_Prompt:_ Check each line of the material, and show the ones that include the word "Settings".
(Beginning of The data)
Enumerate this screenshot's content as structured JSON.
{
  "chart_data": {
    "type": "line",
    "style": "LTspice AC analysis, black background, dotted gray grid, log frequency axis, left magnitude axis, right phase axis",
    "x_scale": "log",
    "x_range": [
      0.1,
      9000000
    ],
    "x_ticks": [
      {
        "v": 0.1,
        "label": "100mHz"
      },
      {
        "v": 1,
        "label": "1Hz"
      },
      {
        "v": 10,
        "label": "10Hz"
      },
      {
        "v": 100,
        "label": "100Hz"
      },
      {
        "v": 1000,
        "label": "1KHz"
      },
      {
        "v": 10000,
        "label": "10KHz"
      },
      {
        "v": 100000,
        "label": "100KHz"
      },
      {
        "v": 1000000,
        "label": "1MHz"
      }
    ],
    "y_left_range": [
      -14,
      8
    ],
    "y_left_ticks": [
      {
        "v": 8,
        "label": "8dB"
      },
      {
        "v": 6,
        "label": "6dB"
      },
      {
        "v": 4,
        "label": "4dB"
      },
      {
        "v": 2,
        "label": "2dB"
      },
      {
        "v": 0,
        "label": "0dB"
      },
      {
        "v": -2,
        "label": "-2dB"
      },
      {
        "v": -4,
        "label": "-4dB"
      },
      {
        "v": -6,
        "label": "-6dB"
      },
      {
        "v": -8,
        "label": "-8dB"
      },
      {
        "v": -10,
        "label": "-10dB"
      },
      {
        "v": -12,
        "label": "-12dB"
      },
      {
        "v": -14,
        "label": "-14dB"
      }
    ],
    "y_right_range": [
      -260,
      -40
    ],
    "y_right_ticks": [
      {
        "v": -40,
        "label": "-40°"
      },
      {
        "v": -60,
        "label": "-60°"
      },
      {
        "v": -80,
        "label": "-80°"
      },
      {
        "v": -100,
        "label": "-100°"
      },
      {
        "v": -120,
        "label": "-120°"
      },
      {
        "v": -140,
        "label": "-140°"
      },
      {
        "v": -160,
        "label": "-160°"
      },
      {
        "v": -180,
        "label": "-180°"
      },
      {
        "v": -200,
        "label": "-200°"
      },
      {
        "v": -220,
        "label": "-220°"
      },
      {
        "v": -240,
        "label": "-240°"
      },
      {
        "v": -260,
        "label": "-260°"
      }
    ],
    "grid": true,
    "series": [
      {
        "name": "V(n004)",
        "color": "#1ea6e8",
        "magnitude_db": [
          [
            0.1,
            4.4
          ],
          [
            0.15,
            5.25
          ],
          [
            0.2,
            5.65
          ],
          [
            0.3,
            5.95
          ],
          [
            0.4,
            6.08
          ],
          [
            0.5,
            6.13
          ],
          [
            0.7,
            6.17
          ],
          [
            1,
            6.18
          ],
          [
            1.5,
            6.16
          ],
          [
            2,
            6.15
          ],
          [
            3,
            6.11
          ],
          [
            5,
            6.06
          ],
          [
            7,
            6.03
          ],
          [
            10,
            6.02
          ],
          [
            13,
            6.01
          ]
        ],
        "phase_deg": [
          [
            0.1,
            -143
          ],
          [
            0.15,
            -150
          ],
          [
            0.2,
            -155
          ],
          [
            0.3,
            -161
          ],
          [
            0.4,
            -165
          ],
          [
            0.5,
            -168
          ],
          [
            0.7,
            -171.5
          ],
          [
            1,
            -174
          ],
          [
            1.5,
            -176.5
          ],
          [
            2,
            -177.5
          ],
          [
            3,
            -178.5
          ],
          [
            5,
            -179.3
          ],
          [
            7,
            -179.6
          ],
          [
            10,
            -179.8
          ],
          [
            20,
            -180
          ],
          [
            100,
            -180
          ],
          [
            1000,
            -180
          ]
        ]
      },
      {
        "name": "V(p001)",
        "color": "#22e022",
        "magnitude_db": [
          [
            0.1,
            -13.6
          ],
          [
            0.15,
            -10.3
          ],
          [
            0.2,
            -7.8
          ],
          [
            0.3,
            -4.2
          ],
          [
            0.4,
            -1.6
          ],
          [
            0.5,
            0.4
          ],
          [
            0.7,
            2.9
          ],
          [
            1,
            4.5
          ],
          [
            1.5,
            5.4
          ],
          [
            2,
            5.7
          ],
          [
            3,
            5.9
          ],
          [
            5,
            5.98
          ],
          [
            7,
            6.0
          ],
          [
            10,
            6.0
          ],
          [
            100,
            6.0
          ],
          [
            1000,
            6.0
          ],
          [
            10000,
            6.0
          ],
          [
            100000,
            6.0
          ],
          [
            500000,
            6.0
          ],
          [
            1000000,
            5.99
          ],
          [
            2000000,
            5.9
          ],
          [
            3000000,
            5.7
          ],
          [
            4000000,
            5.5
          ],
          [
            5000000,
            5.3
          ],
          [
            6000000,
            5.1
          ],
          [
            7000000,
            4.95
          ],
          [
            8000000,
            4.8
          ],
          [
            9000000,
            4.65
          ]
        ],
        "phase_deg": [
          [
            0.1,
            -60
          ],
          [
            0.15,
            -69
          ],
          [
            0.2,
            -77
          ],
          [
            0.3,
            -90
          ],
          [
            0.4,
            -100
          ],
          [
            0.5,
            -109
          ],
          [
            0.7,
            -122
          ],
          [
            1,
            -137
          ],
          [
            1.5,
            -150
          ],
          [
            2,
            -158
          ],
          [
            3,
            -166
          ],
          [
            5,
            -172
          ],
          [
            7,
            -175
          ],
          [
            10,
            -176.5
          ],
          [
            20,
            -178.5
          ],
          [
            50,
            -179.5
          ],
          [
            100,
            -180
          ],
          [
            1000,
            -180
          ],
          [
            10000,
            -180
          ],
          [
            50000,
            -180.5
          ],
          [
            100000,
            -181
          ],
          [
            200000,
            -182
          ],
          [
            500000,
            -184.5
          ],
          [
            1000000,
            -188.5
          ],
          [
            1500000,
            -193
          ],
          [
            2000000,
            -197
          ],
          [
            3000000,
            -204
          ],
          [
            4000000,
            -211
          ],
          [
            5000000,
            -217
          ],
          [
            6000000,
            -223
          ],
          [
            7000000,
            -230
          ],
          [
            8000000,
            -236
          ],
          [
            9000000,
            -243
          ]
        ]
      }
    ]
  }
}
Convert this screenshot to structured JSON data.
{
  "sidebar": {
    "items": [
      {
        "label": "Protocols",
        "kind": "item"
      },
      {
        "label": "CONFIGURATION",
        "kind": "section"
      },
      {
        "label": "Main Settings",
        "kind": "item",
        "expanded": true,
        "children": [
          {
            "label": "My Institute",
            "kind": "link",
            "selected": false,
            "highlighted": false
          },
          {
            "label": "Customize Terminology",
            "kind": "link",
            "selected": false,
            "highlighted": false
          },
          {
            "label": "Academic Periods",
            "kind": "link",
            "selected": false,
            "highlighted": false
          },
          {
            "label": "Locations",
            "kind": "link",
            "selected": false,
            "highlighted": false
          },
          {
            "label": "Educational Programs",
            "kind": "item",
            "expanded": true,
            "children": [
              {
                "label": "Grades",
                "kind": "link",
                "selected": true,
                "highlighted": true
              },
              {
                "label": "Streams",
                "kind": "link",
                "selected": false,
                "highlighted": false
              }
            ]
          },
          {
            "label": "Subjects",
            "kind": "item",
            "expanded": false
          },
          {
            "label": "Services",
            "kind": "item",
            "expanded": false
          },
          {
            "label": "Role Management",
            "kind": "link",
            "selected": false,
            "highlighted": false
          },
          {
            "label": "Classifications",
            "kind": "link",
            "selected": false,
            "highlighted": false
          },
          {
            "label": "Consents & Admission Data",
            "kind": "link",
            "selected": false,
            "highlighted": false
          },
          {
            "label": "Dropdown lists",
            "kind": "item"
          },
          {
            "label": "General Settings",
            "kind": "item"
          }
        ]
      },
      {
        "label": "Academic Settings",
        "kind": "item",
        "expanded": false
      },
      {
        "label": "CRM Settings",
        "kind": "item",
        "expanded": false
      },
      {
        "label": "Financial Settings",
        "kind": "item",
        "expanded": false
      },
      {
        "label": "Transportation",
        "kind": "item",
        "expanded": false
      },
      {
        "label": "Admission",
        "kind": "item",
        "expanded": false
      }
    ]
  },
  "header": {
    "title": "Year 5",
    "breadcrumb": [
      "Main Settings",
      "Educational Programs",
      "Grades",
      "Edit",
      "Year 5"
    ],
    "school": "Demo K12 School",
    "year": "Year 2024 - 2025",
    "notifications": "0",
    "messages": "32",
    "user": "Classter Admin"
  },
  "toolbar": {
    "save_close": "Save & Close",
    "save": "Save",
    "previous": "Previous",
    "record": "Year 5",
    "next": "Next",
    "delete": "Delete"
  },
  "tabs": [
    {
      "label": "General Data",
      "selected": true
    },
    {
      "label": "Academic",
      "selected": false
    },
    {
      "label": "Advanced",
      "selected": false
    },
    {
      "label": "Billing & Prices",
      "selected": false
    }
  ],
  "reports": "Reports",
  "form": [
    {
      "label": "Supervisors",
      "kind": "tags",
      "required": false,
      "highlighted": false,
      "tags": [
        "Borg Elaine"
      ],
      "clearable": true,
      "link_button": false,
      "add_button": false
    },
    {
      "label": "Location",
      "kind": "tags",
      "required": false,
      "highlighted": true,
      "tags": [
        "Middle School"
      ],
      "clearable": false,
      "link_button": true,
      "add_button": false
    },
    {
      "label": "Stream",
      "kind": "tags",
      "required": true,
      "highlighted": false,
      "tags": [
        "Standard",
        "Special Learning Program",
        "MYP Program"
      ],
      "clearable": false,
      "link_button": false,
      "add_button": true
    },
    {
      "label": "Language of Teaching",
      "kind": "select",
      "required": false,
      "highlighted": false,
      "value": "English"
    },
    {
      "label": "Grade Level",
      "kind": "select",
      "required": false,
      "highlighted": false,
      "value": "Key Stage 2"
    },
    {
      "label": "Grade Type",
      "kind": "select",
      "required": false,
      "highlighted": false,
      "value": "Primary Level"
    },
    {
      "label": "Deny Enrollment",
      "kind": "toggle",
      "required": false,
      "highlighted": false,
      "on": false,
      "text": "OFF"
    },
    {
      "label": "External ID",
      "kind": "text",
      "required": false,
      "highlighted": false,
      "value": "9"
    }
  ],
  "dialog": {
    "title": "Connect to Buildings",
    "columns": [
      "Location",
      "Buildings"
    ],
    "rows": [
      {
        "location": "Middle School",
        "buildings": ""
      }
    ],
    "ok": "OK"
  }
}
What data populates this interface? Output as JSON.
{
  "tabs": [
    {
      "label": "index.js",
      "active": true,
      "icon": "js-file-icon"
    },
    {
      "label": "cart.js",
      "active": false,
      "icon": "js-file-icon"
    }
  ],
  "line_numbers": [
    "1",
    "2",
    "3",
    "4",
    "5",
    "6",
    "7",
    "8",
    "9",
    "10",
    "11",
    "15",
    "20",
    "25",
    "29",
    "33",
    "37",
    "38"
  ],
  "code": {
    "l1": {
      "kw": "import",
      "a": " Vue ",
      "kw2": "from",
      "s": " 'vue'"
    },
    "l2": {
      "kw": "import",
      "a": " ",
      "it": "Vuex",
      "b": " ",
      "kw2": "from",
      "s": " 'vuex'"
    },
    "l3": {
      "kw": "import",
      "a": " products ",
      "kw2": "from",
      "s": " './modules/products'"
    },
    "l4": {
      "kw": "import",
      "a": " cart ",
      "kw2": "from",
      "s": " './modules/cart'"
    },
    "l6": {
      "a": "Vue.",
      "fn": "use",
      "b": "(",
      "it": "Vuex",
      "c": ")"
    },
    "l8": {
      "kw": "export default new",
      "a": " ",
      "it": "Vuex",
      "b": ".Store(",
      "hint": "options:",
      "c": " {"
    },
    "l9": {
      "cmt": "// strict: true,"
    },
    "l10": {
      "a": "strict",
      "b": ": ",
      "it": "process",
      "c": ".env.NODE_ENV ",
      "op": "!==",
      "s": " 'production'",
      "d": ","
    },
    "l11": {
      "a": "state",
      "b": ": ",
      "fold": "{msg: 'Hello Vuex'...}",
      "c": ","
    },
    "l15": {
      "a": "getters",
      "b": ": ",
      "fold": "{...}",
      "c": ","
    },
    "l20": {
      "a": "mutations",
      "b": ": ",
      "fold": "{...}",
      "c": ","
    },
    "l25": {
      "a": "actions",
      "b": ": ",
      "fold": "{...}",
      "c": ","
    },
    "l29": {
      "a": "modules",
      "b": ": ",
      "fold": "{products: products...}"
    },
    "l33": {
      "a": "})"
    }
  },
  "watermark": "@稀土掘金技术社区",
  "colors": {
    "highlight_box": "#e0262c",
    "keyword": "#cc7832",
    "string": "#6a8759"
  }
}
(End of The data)
_Written response:_
        "label": "Main Settings",
            "label": "General Settings",
        "label": "Academic Settings",
        "label": "CRM Settings",
        "label": "Financial Settings",
      "Main Settings",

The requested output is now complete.